▶ Items from an interface collection:
============================================================

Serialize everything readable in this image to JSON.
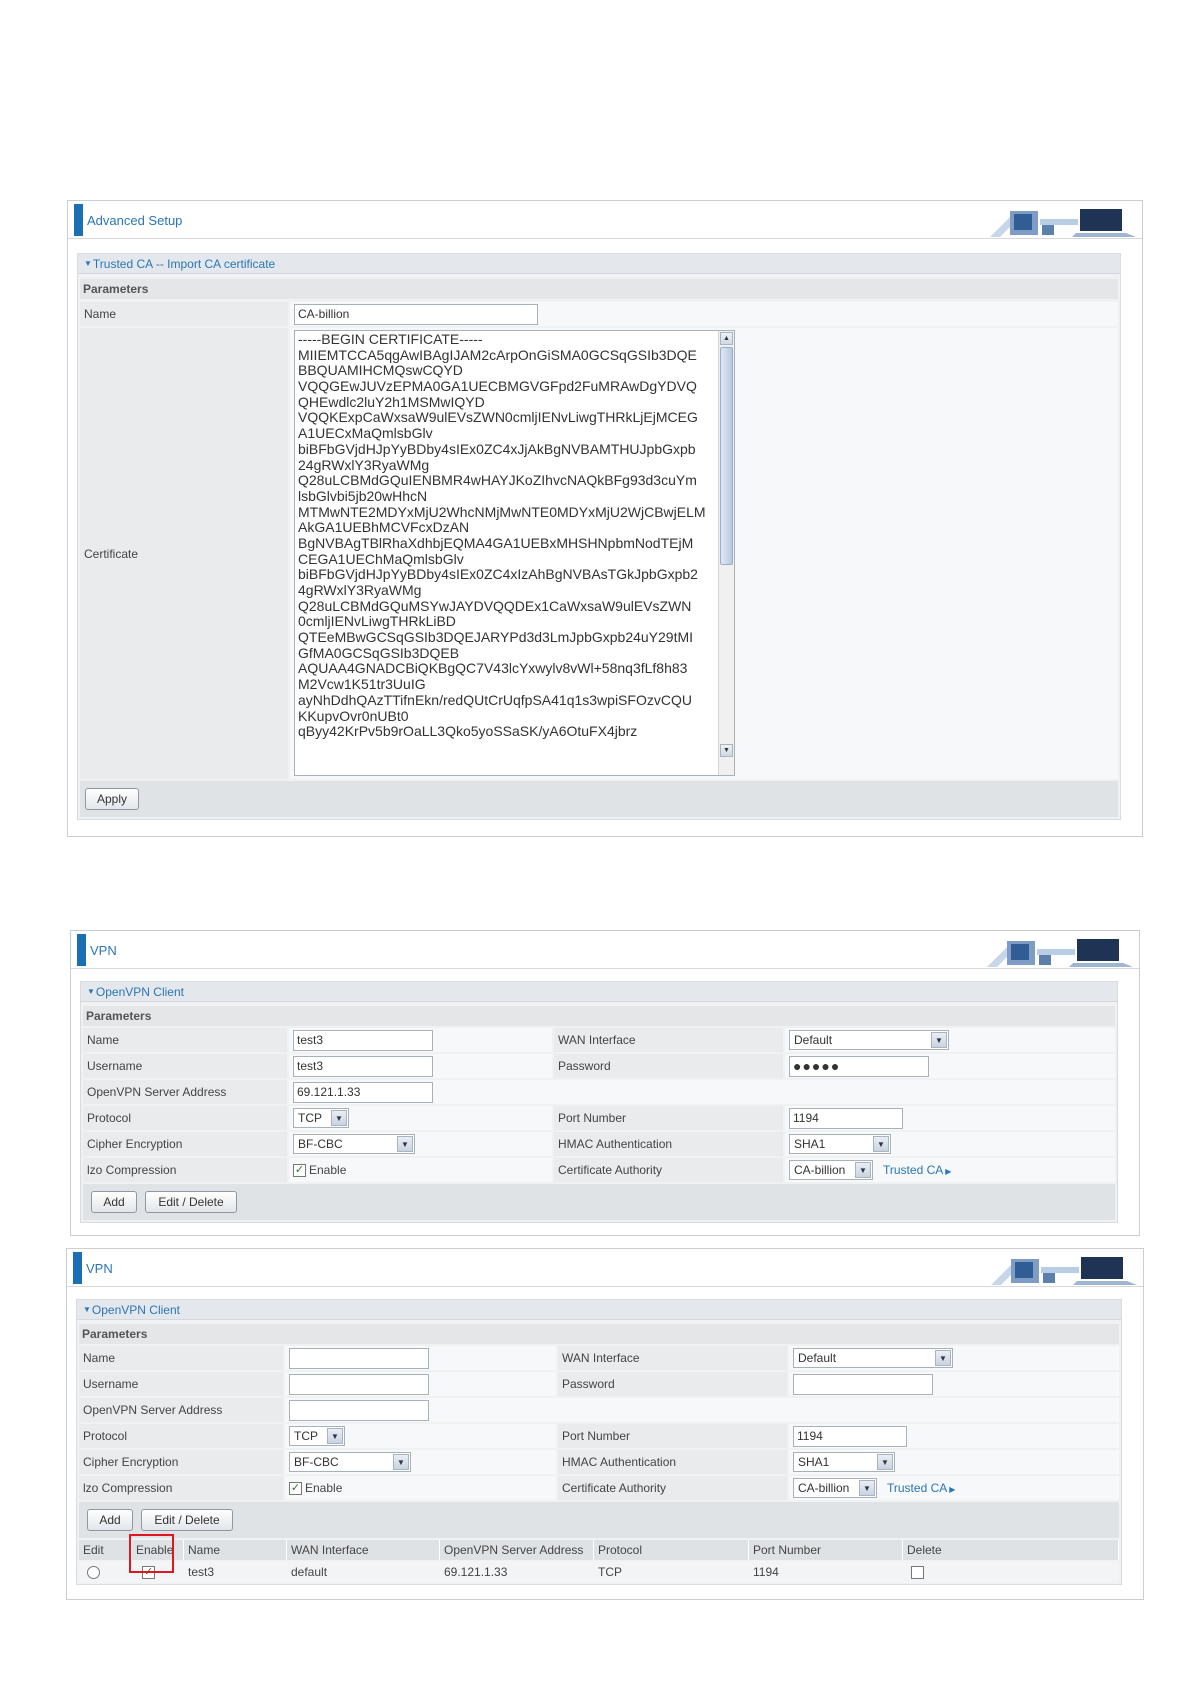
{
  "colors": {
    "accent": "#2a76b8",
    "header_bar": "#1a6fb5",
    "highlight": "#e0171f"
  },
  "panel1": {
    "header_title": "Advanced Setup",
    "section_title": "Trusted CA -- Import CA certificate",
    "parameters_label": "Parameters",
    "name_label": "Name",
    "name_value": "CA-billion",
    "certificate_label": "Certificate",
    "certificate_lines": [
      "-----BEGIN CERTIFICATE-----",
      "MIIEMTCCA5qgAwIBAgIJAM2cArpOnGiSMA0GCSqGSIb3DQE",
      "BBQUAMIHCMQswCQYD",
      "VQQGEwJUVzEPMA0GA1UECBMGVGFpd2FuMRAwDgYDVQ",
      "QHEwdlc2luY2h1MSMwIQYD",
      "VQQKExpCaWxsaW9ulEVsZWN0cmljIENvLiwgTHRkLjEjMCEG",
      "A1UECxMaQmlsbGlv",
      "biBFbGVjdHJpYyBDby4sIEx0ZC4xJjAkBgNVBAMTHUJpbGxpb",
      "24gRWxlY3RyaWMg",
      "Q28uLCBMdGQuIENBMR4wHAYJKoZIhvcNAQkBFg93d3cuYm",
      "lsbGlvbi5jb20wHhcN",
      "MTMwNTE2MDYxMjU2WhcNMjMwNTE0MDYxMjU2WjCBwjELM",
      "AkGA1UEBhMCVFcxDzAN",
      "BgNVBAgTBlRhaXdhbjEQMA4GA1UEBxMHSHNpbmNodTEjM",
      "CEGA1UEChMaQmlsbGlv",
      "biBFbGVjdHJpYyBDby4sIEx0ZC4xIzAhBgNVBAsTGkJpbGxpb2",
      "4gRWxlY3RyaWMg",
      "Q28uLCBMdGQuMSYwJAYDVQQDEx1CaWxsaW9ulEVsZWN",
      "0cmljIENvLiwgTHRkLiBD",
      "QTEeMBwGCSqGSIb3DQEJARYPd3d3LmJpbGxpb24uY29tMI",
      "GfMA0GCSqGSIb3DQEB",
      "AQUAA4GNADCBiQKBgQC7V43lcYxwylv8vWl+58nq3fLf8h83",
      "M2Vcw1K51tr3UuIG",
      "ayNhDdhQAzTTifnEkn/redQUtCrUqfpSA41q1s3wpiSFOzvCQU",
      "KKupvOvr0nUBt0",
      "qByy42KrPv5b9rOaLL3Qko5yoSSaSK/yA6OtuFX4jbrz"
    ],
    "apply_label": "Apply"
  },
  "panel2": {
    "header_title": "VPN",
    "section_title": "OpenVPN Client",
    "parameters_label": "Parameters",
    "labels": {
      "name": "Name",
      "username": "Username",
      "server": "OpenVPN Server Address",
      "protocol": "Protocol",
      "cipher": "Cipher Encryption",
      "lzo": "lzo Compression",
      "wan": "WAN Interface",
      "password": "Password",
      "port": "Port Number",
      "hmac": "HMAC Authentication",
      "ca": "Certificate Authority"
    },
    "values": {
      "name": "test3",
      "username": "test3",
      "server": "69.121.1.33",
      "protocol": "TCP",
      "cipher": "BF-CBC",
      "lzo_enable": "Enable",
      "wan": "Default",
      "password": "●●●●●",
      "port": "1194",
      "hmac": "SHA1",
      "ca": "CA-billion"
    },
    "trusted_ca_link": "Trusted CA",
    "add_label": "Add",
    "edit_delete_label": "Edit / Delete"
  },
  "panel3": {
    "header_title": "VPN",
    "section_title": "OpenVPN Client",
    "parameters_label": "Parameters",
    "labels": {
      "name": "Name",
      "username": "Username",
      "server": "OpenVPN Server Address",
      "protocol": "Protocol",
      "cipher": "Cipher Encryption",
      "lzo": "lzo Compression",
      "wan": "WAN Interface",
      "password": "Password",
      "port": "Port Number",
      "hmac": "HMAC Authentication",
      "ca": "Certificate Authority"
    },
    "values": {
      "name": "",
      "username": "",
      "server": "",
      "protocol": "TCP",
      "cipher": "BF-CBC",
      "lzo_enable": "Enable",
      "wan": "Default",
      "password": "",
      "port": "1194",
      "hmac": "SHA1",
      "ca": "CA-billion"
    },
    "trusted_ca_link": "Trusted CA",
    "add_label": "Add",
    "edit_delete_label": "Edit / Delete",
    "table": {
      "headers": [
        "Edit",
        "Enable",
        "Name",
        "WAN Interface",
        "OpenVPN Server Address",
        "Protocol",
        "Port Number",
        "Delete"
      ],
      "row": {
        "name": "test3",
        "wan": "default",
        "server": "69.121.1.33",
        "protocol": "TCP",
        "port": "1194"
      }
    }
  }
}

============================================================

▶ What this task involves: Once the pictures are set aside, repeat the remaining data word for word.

▶ Task result:
Serialize everything readable in this image to JSON.
{
  "colors": {
    "accent": "#2a76b8",
    "header_bar": "#1a6fb5",
    "highlight": "#e0171f"
  },
  "panel1": {
    "header_title": "Advanced Setup",
    "section_title": "Trusted CA -- Import CA certificate",
    "parameters_label": "Parameters",
    "name_label": "Name",
    "name_value": "CA-billion",
    "certificate_label": "Certificate",
    "certificate_lines": [
      "-----BEGIN CERTIFICATE-----",
      "MIIEMTCCA5qgAwIBAgIJAM2cArpOnGiSMA0GCSqGSIb3DQE",
      "BBQUAMIHCMQswCQYD",
      "VQQGEwJUVzEPMA0GA1UECBMGVGFpd2FuMRAwDgYDVQ",
      "QHEwdlc2luY2h1MSMwIQYD",
      "VQQKExpCaWxsaW9ulEVsZWN0cmljIENvLiwgTHRkLjEjMCEG",
      "A1UECxMaQmlsbGlv",
      "biBFbGVjdHJpYyBDby4sIEx0ZC4xJjAkBgNVBAMTHUJpbGxpb",
      "24gRWxlY3RyaWMg",
      "Q28uLCBMdGQuIENBMR4wHAYJKoZIhvcNAQkBFg93d3cuYm",
      "lsbGlvbi5jb20wHhcN",
      "MTMwNTE2MDYxMjU2WhcNMjMwNTE0MDYxMjU2WjCBwjELM",
      "AkGA1UEBhMCVFcxDzAN",
      "BgNVBAgTBlRhaXdhbjEQMA4GA1UEBxMHSHNpbmNodTEjM",
      "CEGA1UEChMaQmlsbGlv",
      "biBFbGVjdHJpYyBDby4sIEx0ZC4xIzAhBgNVBAsTGkJpbGxpb2",
      "4gRWxlY3RyaWMg",
      "Q28uLCBMdGQuMSYwJAYDVQQDEx1CaWxsaW9ulEVsZWN",
      "0cmljIENvLiwgTHRkLiBD",
      "QTEeMBwGCSqGSIb3DQEJARYPd3d3LmJpbGxpb24uY29tMI",
      "GfMA0GCSqGSIb3DQEB",
      "AQUAA4GNADCBiQKBgQC7V43lcYxwylv8vWl+58nq3fLf8h83",
      "M2Vcw1K51tr3UuIG",
      "ayNhDdhQAzTTifnEkn/redQUtCrUqfpSA41q1s3wpiSFOzvCQU",
      "KKupvOvr0nUBt0",
      "qByy42KrPv5b9rOaLL3Qko5yoSSaSK/yA6OtuFX4jbrz"
    ],
    "apply_label": "Apply"
  },
  "panel2": {
    "header_title": "VPN",
    "section_title": "OpenVPN Client",
    "parameters_label": "Parameters",
    "labels": {
      "name": "Name",
      "username": "Username",
      "server": "OpenVPN Server Address",
      "protocol": "Protocol",
      "cipher": "Cipher Encryption",
      "lzo": "lzo Compression",
      "wan": "WAN Interface",
      "password": "Password",
      "port": "Port Number",
      "hmac": "HMAC Authentication",
      "ca": "Certificate Authority"
    },
    "values": {
      "name": "test3",
      "username": "test3",
      "server": "69.121.1.33",
      "protocol": "TCP",
      "cipher": "BF-CBC",
      "lzo_enable": "Enable",
      "wan": "Default",
      "password": "●●●●●",
      "port": "1194",
      "hmac": "SHA1",
      "ca": "CA-billion"
    },
    "trusted_ca_link": "Trusted CA",
    "add_label": "Add",
    "edit_delete_label": "Edit / Delete"
  },
  "panel3": {
    "header_title": "VPN",
    "section_title": "OpenVPN Client",
    "parameters_label": "Parameters",
    "labels": {
      "name": "Name",
      "username": "Username",
      "server": "OpenVPN Server Address",
      "protocol": "Protocol",
      "cipher": "Cipher Encryption",
      "lzo": "lzo Compression",
      "wan": "WAN Interface",
      "password": "Password",
      "port": "Port Number",
      "hmac": "HMAC Authentication",
      "ca": "Certificate Authority"
    },
    "values": {
      "name": "",
      "username": "",
      "server": "",
      "protocol": "TCP",
      "cipher": "BF-CBC",
      "lzo_enable": "Enable",
      "wan": "Default",
      "password": "",
      "port": "1194",
      "hmac": "SHA1",
      "ca": "CA-billion"
    },
    "trusted_ca_link": "Trusted CA",
    "add_label": "Add",
    "edit_delete_label": "Edit / Delete",
    "table": {
      "headers": [
        "Edit",
        "Enable",
        "Name",
        "WAN Interface",
        "OpenVPN Server Address",
        "Protocol",
        "Port Number",
        "Delete"
      ],
      "row": {
        "name": "test3",
        "wan": "default",
        "server": "69.121.1.33",
        "protocol": "TCP",
        "port": "1194"
      }
    }
  }
}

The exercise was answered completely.